**Work request**
Which lines below mention "Ajouter"? Pick each one out.

**Exercise data**
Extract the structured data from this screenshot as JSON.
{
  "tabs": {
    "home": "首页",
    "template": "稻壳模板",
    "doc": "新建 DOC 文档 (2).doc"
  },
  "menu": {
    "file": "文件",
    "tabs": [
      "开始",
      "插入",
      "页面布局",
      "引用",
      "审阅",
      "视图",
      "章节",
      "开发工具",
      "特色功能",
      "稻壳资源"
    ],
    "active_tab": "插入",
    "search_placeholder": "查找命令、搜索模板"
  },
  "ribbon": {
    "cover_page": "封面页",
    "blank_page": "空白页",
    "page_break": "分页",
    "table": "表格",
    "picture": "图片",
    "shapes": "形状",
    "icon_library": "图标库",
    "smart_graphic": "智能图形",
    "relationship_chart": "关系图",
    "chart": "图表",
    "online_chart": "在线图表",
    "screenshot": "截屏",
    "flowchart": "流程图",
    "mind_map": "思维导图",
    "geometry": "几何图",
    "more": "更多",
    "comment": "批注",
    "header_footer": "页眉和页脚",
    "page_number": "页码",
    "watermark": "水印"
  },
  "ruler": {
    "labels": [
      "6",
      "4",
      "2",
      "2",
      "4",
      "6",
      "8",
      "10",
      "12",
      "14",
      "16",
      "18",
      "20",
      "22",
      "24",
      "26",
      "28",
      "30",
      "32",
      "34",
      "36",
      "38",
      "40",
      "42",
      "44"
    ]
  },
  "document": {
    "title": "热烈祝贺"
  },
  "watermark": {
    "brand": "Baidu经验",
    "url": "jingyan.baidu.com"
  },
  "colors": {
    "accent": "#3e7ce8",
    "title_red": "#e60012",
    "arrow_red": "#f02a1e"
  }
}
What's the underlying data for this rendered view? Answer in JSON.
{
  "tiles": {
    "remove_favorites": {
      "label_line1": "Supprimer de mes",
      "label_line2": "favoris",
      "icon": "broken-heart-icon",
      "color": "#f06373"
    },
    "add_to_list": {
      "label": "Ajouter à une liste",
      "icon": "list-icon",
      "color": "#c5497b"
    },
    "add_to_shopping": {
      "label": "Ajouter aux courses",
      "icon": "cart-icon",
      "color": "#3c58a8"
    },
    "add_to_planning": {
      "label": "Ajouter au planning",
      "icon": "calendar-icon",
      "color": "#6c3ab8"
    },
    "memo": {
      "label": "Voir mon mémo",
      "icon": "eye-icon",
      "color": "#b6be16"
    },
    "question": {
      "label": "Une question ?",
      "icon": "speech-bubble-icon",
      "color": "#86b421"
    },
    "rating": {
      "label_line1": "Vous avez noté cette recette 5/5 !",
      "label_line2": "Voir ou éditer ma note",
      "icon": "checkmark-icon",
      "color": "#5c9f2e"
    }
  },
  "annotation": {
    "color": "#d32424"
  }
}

**Solution below**
      "label": "Ajouter à une liste",
      "label": "Ajouter aux courses",
      "label": "Ajouter au planning",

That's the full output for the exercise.